“Kennedy is the most humble player I have ever coached, and the hardest worker,” Olmstead continued. “She is eager to get better. She is eager for feedback from coaches. She connects with all her teammates and coaches. People are drawn to her, and she has continued to get better and better at volleyball. … I could go on and on. She’s pretty special.”
Olmstead started recruiting then-Kennedy Redding when she was a 15-year-old freshman at Bountiful High, but she had some stiff competition — from BYU’s women’s basketball coaches. A lifelong BYU fan, Eschenberg knew she wanted to go to BYU, but couldn’t decide if she wanted to play volleyball or basketball.
She didn’t want to do both, as the Hamson sisters, Jennifer and Sara, have done.
“It was a super hard decision,” she said. “I realized I couldn’t do both, and needed to focus on just one and see how good I could get at just one. … I loved both sports and it was so hard. But I just felt super good about volleyball. I love the BYU basketball coaches. I still love them, they are amazing.
“I loved the volleyball coaches. I loved both programs. In the end, I felt really good about volleyball and so I chose volleyball.”
BYU women’s coach Jeff Judkins is in good company.

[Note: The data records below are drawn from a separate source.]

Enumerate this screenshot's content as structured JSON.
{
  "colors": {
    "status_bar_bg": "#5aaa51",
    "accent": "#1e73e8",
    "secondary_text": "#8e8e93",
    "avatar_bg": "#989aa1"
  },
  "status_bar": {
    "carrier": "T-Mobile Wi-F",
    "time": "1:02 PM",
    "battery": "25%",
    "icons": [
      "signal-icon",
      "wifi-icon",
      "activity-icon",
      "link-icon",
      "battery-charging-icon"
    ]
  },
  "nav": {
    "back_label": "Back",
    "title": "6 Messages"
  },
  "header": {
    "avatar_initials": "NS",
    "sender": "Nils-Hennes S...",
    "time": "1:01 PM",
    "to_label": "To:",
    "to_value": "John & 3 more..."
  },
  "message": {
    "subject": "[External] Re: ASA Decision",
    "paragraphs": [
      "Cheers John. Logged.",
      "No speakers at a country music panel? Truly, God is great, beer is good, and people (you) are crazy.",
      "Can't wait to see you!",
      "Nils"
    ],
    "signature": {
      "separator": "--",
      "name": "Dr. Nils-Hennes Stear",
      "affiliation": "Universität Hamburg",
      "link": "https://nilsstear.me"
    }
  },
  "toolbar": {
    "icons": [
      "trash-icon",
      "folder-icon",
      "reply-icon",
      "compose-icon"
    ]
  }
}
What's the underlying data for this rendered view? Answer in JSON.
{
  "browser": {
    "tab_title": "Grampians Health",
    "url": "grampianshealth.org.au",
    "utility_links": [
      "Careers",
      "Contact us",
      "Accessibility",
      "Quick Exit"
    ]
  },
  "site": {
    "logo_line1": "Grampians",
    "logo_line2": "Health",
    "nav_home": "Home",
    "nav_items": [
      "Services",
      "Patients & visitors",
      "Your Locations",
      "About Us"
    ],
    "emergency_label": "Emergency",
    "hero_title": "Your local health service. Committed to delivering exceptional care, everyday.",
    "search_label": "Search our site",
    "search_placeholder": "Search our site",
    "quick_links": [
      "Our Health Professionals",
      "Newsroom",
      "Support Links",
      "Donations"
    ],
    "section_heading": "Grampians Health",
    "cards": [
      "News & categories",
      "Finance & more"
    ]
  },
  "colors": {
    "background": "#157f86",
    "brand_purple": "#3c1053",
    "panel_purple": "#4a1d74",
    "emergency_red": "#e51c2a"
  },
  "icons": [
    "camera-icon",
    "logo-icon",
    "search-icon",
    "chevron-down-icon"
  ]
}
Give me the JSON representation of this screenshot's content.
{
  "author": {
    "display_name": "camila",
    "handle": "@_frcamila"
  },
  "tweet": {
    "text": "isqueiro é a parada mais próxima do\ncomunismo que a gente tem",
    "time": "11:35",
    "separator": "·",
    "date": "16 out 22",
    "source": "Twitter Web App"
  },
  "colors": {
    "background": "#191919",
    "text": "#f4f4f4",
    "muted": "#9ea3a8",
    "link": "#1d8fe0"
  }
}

When Kennedy was a pre-teen, she was involved in every activity imaginable — ballet, dance, soccer, tennis, golf, gymnastics, softball, basketball, you name it.
Her 5-foot-10 mother, Marci Redding, was a dancer and wanted Kennedy to pursue that. But her 6-foot father, Ken, who played football and baseball at Sacramento State, sat down with her when she was 12 and told her to focus on just a handful of activities. She chose volleyball and basketball, wise considering she would eventually tower over both parents and be slightly taller than her two older brothers.
“My mom was heartbroken, but it has worked out pretty well,” she said.
Indeed it has.
Eschenberg will graduate in June in elementary education with two minors (family life and teaching English as a second language) and completed her student teaching last fall, hurriedly setting up a gig when the fall season was canceled.
Eschenberg ranks No. 6 in the country with an average of 1.52 blocks per set and is No. 11 in hitting percentage (.459). She was recently named WCC Defensive Player of the Week for the third straight week.
“BYU has been more than I could have ever imagined,” she said. “I had all these dreams, and I have been able to play, which has been awesome. But more than just being able to play, just the memories that I have made have been so incredible with all the players and the coaches.
“I can’t describe how special it is to play at BYU and have Cougar Nation behind you,” she continued. “It has just been so, so special. I can’t even describe it. And I am grateful that I am not done.”
Not for another eight months.